And then there was that time a tiger roamed the highways. Even though it happened in Henry County, I’m going to blame the Cobb County Atlanta Braves.
A grouchy guy in the suburbs wrote a bitchy article in the AJC about his frightful commute on MARTA into Atlanta. All these commuting incidents are further evidence of why we should invest in public transportation across the city. Should we consider solutions that are economical, beneficial to the environment, and convenient? Or should we encourage the racial and socio-economic divide that sometimes plagues this city? You decide. That moves us onto politics.
Politics were tough all over America, and Atlanta got national attention for a special election in Georgia’s 6th congressional district. Karen Handel versus Jon Ossoff. Atlanta proved yet again that we prefer having a Sith lord as our supreme leader. The other part of the story is how many people became emotionally invested in Ossoff. Yes, he has a cool name. Almost like a swear word. But there is no defeating the Mrs. Haversham’s of the world. The houses in the District 6 are so big and so gated, it’s no wonder Handel won the race. Poor Pip didn’t stand a chance. Sorry, Atlanta.

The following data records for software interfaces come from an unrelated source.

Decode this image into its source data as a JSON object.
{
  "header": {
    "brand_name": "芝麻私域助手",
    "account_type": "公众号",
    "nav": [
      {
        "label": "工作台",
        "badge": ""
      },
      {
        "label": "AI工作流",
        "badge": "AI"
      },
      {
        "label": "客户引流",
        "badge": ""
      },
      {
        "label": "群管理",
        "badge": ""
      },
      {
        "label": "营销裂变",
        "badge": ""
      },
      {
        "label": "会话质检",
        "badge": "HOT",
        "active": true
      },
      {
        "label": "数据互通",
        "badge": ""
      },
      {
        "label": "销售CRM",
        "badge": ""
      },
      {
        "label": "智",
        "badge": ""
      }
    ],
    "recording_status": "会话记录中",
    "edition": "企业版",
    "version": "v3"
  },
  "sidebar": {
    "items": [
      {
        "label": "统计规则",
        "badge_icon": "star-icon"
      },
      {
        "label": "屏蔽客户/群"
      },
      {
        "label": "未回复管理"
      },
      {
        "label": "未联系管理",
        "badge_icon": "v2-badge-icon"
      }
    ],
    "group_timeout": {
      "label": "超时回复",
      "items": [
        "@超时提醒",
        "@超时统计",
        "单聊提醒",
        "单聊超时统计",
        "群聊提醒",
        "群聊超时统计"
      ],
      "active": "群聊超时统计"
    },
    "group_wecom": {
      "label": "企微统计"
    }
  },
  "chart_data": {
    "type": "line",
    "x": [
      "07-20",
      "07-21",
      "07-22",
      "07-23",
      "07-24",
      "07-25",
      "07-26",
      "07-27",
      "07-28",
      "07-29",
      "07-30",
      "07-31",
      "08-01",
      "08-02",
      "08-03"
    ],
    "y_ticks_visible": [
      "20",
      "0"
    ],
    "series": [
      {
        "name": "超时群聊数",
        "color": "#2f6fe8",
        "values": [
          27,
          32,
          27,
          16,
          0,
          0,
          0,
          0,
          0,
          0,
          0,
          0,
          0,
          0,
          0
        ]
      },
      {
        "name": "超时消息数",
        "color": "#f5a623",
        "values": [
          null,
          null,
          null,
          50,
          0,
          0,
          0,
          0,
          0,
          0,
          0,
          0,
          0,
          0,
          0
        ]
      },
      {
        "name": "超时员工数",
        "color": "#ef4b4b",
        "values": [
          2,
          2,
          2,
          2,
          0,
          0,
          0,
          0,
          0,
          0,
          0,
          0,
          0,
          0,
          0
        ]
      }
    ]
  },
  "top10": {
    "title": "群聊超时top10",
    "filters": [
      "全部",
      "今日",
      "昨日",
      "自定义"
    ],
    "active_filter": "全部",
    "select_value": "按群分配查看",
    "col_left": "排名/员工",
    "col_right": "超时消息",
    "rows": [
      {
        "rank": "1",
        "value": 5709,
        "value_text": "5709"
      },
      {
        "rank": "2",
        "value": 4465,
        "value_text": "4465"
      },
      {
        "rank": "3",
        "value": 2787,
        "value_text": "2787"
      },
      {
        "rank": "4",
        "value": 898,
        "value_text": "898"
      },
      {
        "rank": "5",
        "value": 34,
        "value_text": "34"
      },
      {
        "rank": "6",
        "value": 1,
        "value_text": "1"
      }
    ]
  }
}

The Atlanta Mayoral race felt like the Super Bowl. We had a chance. Then we blew it. The first election split the votes so many ways that a special run-off was held. Most of the city was divided over how bad both candidates were. I’ve never seen anything like, “I’m voting for the least bad candidate.” Great endorsement. The winner was decided by race. White people on the north side of the city voting for one candidate. Black people on the south side voting for the other candidate. It turns out that there are 700 more black people in Atlanta. I’ve counted.
The rest of the story
We got hit with a hurricane. We survived a snowstorm that didn’t completely debilitate the city. We thought we were going to end the year quietly, but the airport said, “Hold my locally brewed craft beer.” For the better part of a Saturday during the busiest travel season of the year, Atlanta Hartsfield-Jackson International Airport completely lost power. If that isn’t the most Atlanta thing that ever happened in Atlanta I don’t know what was. Please don’t mention Izzy the 1996 Olympic mascot.
Next year will be just as exciting. We have monuments debate. We will ponder the meaning of protests and prayer. We still have issues with race, gender, and abuses of power. On the other hand, please remember that this is a city that has done great things. The good things aren’t nearly as funny or newsworthy as the disasters. We’ve helped the fallen and broken. We aren’t afraid of change. We are a city that likes to rise up and isn’t afraid to kneel down. We aren’t perfect. We aren’t proud. The people I know in this city feel like we have the power to change the whole world. Maybe we should. That’s Atlanta.
Nicki Salcedo knows the loops and the back roads of Atlanta. She is a novelist, blogger and working mom. Zero Mile stories appear on the Atlanta Loop on Wednesdays.